◆ WHAT IS NEEDED ◆
The entries must be restated exactly as written.

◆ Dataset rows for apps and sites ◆
—————
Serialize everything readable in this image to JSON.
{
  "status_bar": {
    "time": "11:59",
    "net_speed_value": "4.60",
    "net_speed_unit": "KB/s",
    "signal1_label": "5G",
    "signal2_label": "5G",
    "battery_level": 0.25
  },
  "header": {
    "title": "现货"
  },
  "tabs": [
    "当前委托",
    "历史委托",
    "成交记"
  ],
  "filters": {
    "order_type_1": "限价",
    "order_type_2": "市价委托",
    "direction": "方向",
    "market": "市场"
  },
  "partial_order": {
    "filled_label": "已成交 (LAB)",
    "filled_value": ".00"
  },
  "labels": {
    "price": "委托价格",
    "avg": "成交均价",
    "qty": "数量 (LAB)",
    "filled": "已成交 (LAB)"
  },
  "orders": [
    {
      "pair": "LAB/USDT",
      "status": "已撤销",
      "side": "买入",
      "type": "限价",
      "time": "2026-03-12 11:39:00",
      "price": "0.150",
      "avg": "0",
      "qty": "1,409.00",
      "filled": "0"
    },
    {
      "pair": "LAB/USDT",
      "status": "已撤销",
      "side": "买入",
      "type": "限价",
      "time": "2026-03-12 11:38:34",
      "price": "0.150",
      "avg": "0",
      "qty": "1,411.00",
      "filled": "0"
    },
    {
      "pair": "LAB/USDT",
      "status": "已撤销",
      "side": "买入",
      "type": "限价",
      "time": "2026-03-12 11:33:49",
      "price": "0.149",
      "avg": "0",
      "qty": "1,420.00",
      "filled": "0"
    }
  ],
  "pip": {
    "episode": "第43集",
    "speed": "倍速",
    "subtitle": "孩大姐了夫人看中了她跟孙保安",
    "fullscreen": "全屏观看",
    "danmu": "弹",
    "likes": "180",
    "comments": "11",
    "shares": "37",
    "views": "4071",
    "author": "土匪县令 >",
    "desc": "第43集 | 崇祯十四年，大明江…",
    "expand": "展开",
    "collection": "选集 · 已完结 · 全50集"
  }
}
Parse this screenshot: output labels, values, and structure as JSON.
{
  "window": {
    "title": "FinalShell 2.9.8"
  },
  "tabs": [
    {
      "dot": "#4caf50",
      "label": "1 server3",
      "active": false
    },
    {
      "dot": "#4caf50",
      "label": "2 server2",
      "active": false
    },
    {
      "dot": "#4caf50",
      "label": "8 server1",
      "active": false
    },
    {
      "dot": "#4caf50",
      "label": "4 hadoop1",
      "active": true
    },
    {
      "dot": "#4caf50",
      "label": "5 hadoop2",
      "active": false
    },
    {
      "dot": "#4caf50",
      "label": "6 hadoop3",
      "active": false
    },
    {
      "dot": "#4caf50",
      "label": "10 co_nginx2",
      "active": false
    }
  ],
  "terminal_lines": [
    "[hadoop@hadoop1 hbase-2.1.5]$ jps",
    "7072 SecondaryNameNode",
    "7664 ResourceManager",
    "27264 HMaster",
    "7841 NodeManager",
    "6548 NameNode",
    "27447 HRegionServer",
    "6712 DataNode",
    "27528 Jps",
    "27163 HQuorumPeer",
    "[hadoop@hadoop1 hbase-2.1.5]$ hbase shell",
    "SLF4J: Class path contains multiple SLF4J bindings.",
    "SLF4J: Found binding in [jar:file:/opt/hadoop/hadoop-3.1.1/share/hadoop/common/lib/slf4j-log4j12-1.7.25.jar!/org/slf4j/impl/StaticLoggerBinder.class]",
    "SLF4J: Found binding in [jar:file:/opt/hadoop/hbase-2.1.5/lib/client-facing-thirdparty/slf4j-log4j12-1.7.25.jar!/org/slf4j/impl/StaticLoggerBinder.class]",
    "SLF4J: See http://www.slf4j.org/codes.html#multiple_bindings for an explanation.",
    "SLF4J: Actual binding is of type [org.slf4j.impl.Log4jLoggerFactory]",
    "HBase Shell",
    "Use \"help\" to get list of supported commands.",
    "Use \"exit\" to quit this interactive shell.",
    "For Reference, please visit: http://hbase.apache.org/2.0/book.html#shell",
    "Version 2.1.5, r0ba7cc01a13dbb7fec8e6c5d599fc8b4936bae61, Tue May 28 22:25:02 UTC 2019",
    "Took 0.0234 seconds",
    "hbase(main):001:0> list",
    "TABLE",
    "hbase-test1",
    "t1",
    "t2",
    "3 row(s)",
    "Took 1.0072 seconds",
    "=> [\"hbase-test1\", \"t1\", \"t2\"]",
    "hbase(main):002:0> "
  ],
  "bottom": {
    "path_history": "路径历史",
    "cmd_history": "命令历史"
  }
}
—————
◆ ANSWER FOR THIS EXERCISE ◆
Serialize everything readable in this image to JSON.
{
  "status_bar": {
    "time": "11:59",
    "net_speed_value": "4.60",
    "net_speed_unit": "KB/s",
    "signal1_label": "5G",
    "signal2_label": "5G",
    "battery_level": 0.25
  },
  "header": {
    "title": "现货"
  },
  "tabs": [
    "当前委托",
    "历史委托",
    "成交记"
  ],
  "filters": {
    "order_type_1": "限价",
    "order_type_2": "市价委托",
    "direction": "方向",
    "market": "市场"
  },
  "partial_order": {
    "filled_label": "已成交 (LAB)",
    "filled_value": ".00"
  },
  "labels": {
    "price": "委托价格",
    "avg": "成交均价",
    "qty": "数量 (LAB)",
    "filled": "已成交 (LAB)"
  },
  "orders": [
    {
      "pair": "LAB/USDT",
      "status": "已撤销",
      "side": "买入",
      "type": "限价",
      "time": "2026-03-12 11:39:00",
      "price": "0.150",
      "avg": "0",
      "qty": "1,409.00",
      "filled": "0"
    },
    {
      "pair": "LAB/USDT",
      "status": "已撤销",
      "side": "买入",
      "type": "限价",
      "time": "2026-03-12 11:38:34",
      "price": "0.150",
      "avg": "0",
      "qty": "1,411.00",
      "filled": "0"
    },
    {
      "pair": "LAB/USDT",
      "status": "已撤销",
      "side": "买入",
      "type": "限价",
      "time": "2026-03-12 11:33:49",
      "price": "0.149",
      "avg": "0",
      "qty": "1,420.00",
      "filled": "0"
    }
  ],
  "pip": {
    "episode": "第43集",
    "speed": "倍速",
    "subtitle": "孩大姐了夫人看中了她跟孙保安",
    "fullscreen": "全屏观看",
    "danmu": "弹",
    "likes": "180",
    "comments": "11",
    "shares": "37",
    "views": "4071",
    "author": "土匪县令 >",
    "desc": "第43集 | 崇祯十四年，大明江…",
    "expand": "展开",
    "collection": "选集 · 已完结 · 全50集"
  }
}
Parse this screenshot: output labels, values, and structure as JSON.
{
  "window": {
    "title": "FinalShell 2.9.8"
  },
  "tabs": [
    {
      "dot": "#4caf50",
      "label": "1 server3",
      "active": false
    },
    {
      "dot": "#4caf50",
      "label": "2 server2",
      "active": false
    },
    {
      "dot": "#4caf50",
      "label": "8 server1",
      "active": false
    },
    {
      "dot": "#4caf50",
      "label": "4 hadoop1",
      "active": true
    },
    {
      "dot": "#4caf50",
      "label": "5 hadoop2",
      "active": false
    },
    {
      "dot": "#4caf50",
      "label": "6 hadoop3",
      "active": false
    },
    {
      "dot": "#4caf50",
      "label": "10 co_nginx2",
      "active": false
    }
  ],
  "terminal_lines": [
    "[hadoop@hadoop1 hbase-2.1.5]$ jps",
    "7072 SecondaryNameNode",
    "7664 ResourceManager",
    "27264 HMaster",
    "7841 NodeManager",
    "6548 NameNode",
    "27447 HRegionServer",
    "6712 DataNode",
    "27528 Jps",
    "27163 HQuorumPeer",
    "[hadoop@hadoop1 hbase-2.1.5]$ hbase shell",
    "SLF4J: Class path contains multiple SLF4J bindings.",
    "SLF4J: Found binding in [jar:file:/opt/hadoop/hadoop-3.1.1/share/hadoop/common/lib/slf4j-log4j12-1.7.25.jar!/org/slf4j/impl/StaticLoggerBinder.class]",
    "SLF4J: Found binding in [jar:file:/opt/hadoop/hbase-2.1.5/lib/client-facing-thirdparty/slf4j-log4j12-1.7.25.jar!/org/slf4j/impl/StaticLoggerBinder.class]",
    "SLF4J: See http://www.slf4j.org/codes.html#multiple_bindings for an explanation.",
    "SLF4J: Actual binding is of type [org.slf4j.impl.Log4jLoggerFactory]",
    "HBase Shell",
    "Use \"help\" to get list of supported commands.",
    "Use \"exit\" to quit this interactive shell.",
    "For Reference, please visit: http://hbase.apache.org/2.0/book.html#shell",
    "Version 2.1.5, r0ba7cc01a13dbb7fec8e6c5d599fc8b4936bae61, Tue May 28 22:25:02 UTC 2019",
    "Took 0.0234 seconds",
    "hbase(main):001:0> list",
    "TABLE",
    "hbase-test1",
    "t1",
    "t2",
    "3 row(s)",
    "Took 1.0072 seconds",
    "=> [\"hbase-test1\", \"t1\", \"t2\"]",
    "hbase(main):002:0> "
  ],
  "bottom": {
    "path_history": "路径历史",
    "cmd_history": "命令历史"
  }
}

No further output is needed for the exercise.